This means "Add 1 to $chr_pos".  Weird isn't it?  A relic from C.  Someone should shoot that guy.  Anyway.

The end of the loop looks like this

} while (! $done);

But I've deliberately skipped over what we do when we've collected a "line" full of output, and also what we do if we reach the end of our current block of data (4K characters) and yet we're not at the end of the file.  So right now we've just created an infinite loop which will process the 4K characters but never output anything and never stop.

So let's handle that.

Since we're outputting a field three-characters wide for each character processed, let's break our output line, every 32 characters.  That should give us an output line of 96 width.  I'm also going to display, for edification, the byte starting and ending position.  But how do we say "every 32" ?  There is a simple command in PHP using the modulus function %.  Modulus returns the remainder after division.  This is the remainder, not the dividend! It is always a positive integer, ranging from zero to the modulus number.  In this case our modulus is going to be 32, so this number will range from 0 to 31.  Using an old programmer's trick we can test whether the remainder returned is zero in this way.

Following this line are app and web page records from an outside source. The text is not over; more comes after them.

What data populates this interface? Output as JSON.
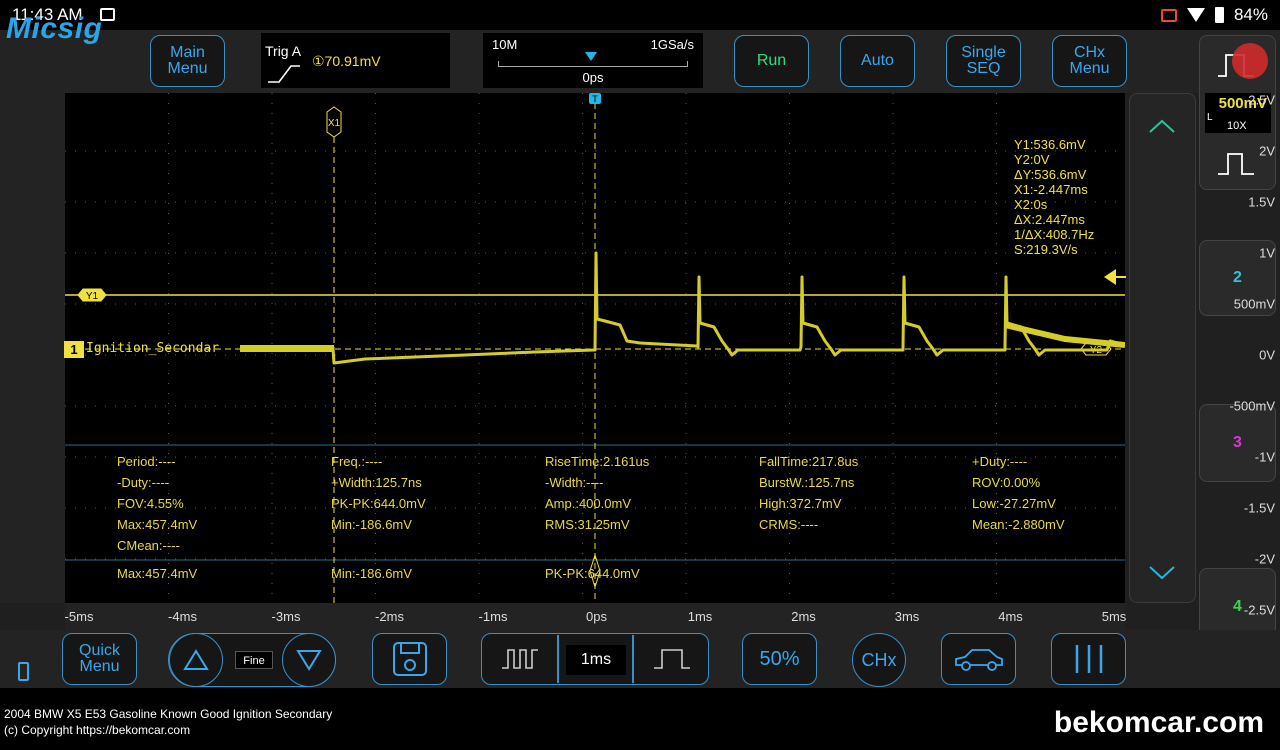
{
  "status_bar": {
    "time": "11:43 AM",
    "battery": "84%"
  },
  "header": {
    "logo": "Micsig",
    "main_menu": [
      "Main",
      "Menu"
    ],
    "trigger": {
      "label": "Trig A",
      "value": "①70.91mV"
    },
    "timebase": {
      "memory": "10M",
      "sample_rate": "1GSa/s",
      "position": "0ps"
    },
    "run": "Run",
    "auto": "Auto",
    "single": [
      "Single",
      "SEQ"
    ],
    "chx_menu": [
      "CHx",
      "Menu"
    ]
  },
  "channels": {
    "ch1_scale": "500mV",
    "ch1_coupling": "L",
    "ch1_probe": "10X",
    "ch2": "2",
    "ch3": "3",
    "ch4": "4",
    "ch1_tag": "1",
    "ch1_name": "Ignition_Secondar"
  },
  "axes": {
    "y_labels": [
      "2.5V",
      "2V",
      "1.5V",
      "1V",
      "500mV",
      "0V",
      "-500mV",
      "-1V",
      "-1.5V",
      "-2V",
      "-2.5V"
    ],
    "x_labels": [
      "-5ms",
      "-4ms",
      "-3ms",
      "-2ms",
      "-1ms",
      "0ps",
      "1ms",
      "2ms",
      "3ms",
      "4ms",
      "5ms"
    ]
  },
  "cursors": {
    "x1_tag": "X1",
    "y1_tag": "Y1",
    "y2_tag": "Y2",
    "trigger_tag": "T",
    "readout": [
      "Y1:536.6mV",
      "Y2:0V",
      "ΔY:536.6mV",
      "X1:-2.447ms",
      "X2:0s",
      "ΔX:2.447ms",
      "1/ΔX:408.7Hz",
      "S:219.3V/s"
    ]
  },
  "measurements": {
    "col1": [
      "Period:----",
      "-Duty:----",
      "FOV:4.55%",
      "Max:457.4mV",
      "CMean:----"
    ],
    "col2": [
      "Freq.:----",
      "+Width:125.7ns",
      "PK-PK:644.0mV",
      "Min:-186.6mV"
    ],
    "col3": [
      "RiseTime:2.161us",
      "-Width:----",
      "Amp.:400.0mV",
      "RMS:31.25mV"
    ],
    "col4": [
      "FallTime:217.8us",
      "BurstW.:125.7ns",
      "High:372.7mV",
      "CRMS:----"
    ],
    "col5": [
      "+Duty:----",
      "ROV:0.00%",
      "Low:-27.27mV",
      "Mean:-2.880mV"
    ],
    "summary": [
      "Max:457.4mV",
      "Min:-186.6mV",
      "PK-PK:644.0mV"
    ]
  },
  "bottom_bar": {
    "quick_menu": [
      "Quick",
      "Menu"
    ],
    "fine": "Fine",
    "time_div": "1ms",
    "fifty": "50%",
    "chx": "CHx"
  },
  "caption": {
    "line1": "2004 BMW X5 E53 Gasoline Known Good Ignition Secondary",
    "line2": "(c) Copyright https://bekomcar.com",
    "brand": "bekomcar.com"
  },
  "colors": {
    "trace": "#d4cc28",
    "accent": "#3aa7ec",
    "cursor": "#f0e040"
  }
}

if (! ($chr_pos % 32)) {

This says "if the remainder, after dividing $chr_pos by 32 is zero then...
The reason we can use the "Not" test here, is because "zero" is equivalent to "false".
You could have also said

if (($chr_post % 32) == 0) {

but hey programmer's like to be obtuse at times I suppose.  For job security.

But now what do we do if we have collected 32 characters in our output line?

First let's figure out what bytes these are

      $byte_end = $loop*4096 + $chr_pos; $byte_start = $byte_end - 31;

$loop is how many times we've had to read our file, so far this is zero, but we'll see how that changes next.  When we get 32 characters, we're at the end of our line, so we need to subtract 31 to give us where we started.  Now we output that

      echo "bytes ".$byte_start."-".$byte_end."<br>";

And then we output our built up lines

      echo $hexline."<br>"; $hexline = '';
      echo $textline."<br><br>"; $textline = '';

Notice also that after we print them, we blank out our line-output buffers.

Now the only way that we're done with the whole file is if our character position pointer has fallien off the end of the file.  We test that with this command, which says "Is our current character position greater than the length of what we read (our contents)?"

if ($chr_pos > $len_contents)
    $done = true;

Otherwise, if we just happen to be at the end of our block of data (remember we read 4K characters at a time) then we need to read the next block, get its length, reset our chr position pointer, and increment our loop pointer!  Whew!  Okay we do this by this set of commands

    if ($chr_pos == 4096) {
      $contents = fread($handle,4096); $len_contents = strlen($contents);
      $chr_pos = 0; ++$loop; }

And that's it!  You now have a fully functioning data file parser.  When you run it, it outputs to your web browser page, but you can save its result set into a text file and play with it as much as you like until you've figured out the data file structure!

If you can't put the pieces together properly, I will sell you the PHP script intact in one file, for two bucks.  Just email me at